chapter  2
66 Pages

The Shape of the Church in Congar’s Theology

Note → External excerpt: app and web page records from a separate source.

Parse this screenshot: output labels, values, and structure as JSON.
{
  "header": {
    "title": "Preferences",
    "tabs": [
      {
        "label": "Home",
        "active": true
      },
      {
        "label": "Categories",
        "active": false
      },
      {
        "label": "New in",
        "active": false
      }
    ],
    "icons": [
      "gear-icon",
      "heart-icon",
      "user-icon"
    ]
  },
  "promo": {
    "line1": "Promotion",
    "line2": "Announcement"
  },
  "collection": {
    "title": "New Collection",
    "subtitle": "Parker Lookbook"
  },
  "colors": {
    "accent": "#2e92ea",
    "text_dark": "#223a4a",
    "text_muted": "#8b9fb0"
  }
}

In his opening address at the Second Session of the Second Vatican Council, Pope Paul VI declared: ‘For the Church is a mystery. It is a reality imbued with the hidden presence of God. It lies, then, within the very nature of the Church to be always open to new and greater exploration.’1 In order to facilitate a more profound understanding of the Church, Congar had already proposed a radical reform of the Church through a return to the sources,2 which would ensure a solid foundation for a renewed ecclesiology. The return to the sources also helped to free Roman Catholic theology from its defensive and isolationist tendencies and to make it a more integral part of the life of the Church, thereby facilitating a better response to the modern world. If theology is to be of genuine service to the Church in the proclamation of the Gospel, it must be the fruit of profound speculation and intimate contact with contemporary society, thereby guarding against obscurantism.3